Thoughts on the connection between our mental health and environmental health


I have always been interested in the human dimension of climate change and how human psychology, values, traditions, etc. shape how we view and treat our environment and the attitude we hold towards climate change.

Recently, I read “The World until Yesterday,” by Jared Diamond (which I would highly recommend). In this book, Jared Diamond compared existing traditional societies to modern societies. In one part of the book, he talks about his time spent with the native New Guinea Highlandlers. He tells that when a family with two young kids moved away from their traditional New Guinea society and began living in a modern society, they were asked what main differences they observed between the two societies (apart from the obvious lifestyle and disconnection with natural resources). The New Guinean kids both replied that the main difference they observed is that modern kids in western societies seemed very selfish to them.
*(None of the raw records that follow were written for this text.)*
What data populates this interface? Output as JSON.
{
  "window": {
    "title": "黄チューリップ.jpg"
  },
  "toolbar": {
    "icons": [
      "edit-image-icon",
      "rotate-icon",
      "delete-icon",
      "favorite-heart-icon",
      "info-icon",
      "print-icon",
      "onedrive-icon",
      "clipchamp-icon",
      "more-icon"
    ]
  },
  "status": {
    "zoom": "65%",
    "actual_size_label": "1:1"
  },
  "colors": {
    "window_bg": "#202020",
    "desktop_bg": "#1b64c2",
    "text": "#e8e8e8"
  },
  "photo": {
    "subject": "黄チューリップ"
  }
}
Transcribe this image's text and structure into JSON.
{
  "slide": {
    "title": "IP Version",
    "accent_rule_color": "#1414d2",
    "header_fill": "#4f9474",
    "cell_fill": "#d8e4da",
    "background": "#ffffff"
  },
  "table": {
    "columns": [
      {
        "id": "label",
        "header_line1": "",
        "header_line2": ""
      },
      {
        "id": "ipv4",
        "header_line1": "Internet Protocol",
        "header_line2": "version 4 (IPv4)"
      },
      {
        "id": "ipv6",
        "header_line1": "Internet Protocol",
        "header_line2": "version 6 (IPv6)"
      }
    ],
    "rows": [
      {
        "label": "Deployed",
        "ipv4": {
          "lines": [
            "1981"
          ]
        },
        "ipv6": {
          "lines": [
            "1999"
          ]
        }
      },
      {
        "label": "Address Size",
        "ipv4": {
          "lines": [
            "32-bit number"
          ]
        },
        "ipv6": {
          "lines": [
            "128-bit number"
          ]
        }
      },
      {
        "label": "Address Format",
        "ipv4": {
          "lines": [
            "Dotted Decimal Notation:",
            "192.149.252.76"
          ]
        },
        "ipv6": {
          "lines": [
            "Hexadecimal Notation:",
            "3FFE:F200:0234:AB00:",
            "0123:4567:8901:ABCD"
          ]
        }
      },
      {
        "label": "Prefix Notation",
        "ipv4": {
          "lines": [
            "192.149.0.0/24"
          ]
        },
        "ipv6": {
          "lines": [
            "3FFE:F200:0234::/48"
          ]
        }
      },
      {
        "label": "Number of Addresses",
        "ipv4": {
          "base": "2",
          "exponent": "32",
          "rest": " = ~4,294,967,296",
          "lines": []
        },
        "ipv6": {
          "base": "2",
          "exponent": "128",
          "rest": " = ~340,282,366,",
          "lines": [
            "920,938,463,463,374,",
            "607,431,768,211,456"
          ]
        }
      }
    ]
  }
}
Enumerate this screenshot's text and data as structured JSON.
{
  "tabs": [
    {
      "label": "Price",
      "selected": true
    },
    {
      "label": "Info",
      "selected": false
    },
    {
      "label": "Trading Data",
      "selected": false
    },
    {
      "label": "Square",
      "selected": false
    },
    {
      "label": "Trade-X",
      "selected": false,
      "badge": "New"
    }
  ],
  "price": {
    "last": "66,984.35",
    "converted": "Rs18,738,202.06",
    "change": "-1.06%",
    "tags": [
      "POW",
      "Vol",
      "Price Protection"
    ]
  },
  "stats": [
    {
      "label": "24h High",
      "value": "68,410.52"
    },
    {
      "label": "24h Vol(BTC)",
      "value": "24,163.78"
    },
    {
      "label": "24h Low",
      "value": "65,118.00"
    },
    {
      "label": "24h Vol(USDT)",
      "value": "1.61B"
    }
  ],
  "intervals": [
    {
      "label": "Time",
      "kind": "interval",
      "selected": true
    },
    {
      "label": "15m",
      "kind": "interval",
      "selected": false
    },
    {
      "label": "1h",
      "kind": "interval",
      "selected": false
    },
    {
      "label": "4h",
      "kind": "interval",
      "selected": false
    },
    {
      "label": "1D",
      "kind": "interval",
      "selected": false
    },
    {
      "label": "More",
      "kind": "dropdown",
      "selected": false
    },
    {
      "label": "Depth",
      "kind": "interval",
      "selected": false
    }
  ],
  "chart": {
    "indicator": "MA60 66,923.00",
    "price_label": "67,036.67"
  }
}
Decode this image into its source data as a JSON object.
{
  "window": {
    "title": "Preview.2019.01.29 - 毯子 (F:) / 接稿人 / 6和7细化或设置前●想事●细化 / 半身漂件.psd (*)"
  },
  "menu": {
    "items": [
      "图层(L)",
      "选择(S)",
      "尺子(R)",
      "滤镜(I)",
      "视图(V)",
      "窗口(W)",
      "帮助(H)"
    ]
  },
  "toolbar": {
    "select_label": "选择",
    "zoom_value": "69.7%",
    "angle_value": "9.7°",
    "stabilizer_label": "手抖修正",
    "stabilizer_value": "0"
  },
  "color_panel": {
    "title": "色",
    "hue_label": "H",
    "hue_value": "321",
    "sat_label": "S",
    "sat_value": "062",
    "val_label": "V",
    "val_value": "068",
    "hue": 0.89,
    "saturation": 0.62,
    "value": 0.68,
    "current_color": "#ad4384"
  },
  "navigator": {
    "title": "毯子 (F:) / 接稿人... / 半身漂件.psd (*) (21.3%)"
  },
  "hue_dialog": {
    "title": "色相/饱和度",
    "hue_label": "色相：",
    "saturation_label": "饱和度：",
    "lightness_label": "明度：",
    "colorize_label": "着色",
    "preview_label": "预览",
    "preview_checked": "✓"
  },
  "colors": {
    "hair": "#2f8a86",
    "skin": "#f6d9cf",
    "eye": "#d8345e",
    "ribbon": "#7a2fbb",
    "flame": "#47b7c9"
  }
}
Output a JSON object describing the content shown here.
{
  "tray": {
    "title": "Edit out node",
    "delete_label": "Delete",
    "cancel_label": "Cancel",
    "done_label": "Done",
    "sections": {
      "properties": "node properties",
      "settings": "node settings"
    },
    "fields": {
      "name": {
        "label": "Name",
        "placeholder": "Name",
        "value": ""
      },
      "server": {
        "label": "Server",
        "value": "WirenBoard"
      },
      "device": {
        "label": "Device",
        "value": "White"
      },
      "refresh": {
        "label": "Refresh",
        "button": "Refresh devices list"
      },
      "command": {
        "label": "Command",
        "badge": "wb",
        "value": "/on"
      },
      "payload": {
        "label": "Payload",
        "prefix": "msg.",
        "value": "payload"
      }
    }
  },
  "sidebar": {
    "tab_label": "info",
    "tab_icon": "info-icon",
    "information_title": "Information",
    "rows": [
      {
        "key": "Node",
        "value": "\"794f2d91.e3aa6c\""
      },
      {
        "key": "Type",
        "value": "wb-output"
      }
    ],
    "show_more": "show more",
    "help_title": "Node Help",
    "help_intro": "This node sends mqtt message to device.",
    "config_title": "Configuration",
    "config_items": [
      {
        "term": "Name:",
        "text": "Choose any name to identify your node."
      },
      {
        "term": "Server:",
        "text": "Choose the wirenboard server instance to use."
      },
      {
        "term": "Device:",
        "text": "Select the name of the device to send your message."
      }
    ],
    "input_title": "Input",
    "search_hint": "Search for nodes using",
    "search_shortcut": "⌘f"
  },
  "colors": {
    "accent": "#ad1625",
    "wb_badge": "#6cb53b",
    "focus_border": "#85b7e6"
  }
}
Growing up at first in a traditional society, everything is executed with team work and for the common welfare of the tribe. There’s no advancement for the individual. Whereas, in modern society, we’re all about the individual. We teach kids to strive to be better than their peers, to stand out, to become “accomplished.” Too often, I believe success is held as a virtue above kindness and cooperation. This attitude/value we hold in western societies does not foster a communal well-being, but rather an individual well-being.

Practiced capitalism in the modern world also seems to breeds selfishness and greediness; if you’re not better than your competitors, you’ll be left behind. Often, this translates to mean making decisions that will help yourself at the cost of others. The constraints of this economic system seems to keeps us short-sighted because we’re not working to enhance the welfare of society as a whole, we’re working to further ourselves. It doesn’t matter what may be happening throughout the rest of the world, as long as we’re alright and we can’t feel the effects, then it’s not relevant. As long as we have the means to protect ourselves, everyone else can fend for themselves.

This is just a tiny piece of the big puzzle of the human psyche and climate change. In modern society, we need to stop focusing primarily on the individual and start supporting our collective families, our communities, our towns, our states, and our countries as a whole. Decisions need to be made to benefit the majority, not to produce great winners and great losers. We need to lose the “I” and find the “we.” I believe that cooperation and team building skills need to be valued above independence. It’s great to be self-sufficient, but you know what’s even greater? To be able to ask for help without it being looked upon as weakness, and to be able to help others. We need each other to tackle life’s greatest challenges, and that’s alright. We’re all in this together and the sooner we can realize this, the sooner we can put aside our differences and come together for the common good.

Environmental health is reflective of the mental health state of our species as a whole, and right now, we are very mentally ill. I believe that the two are intertwined, and that both need to be recognized and addressed to solve this bigger problem of climate change.

Bringing these ideas to a more local focus, it strengthens the inner spirit and mental health to tackle the causes of climate change and build resilient communities together. Last month, nearly 2,000 people attended the Free the Seeds fair in Kalispell, a very popular event co-sponsored by Climate Smart Glacier Country. People gathered to swap seeds, share skills and knowledge, and combine efforts to build a sustainable and resilient future. Events such as this help to foster enthusiasm and empower people through a shared sense of purpose.  They also provide an opportunity to bridge the gaps between people’s different interests and values by putting differences aside and drawing focus to a bigger, common goal.


Kaitlyn Farrar is Co-Chair of the Climate Smart Food and Soil Working Group.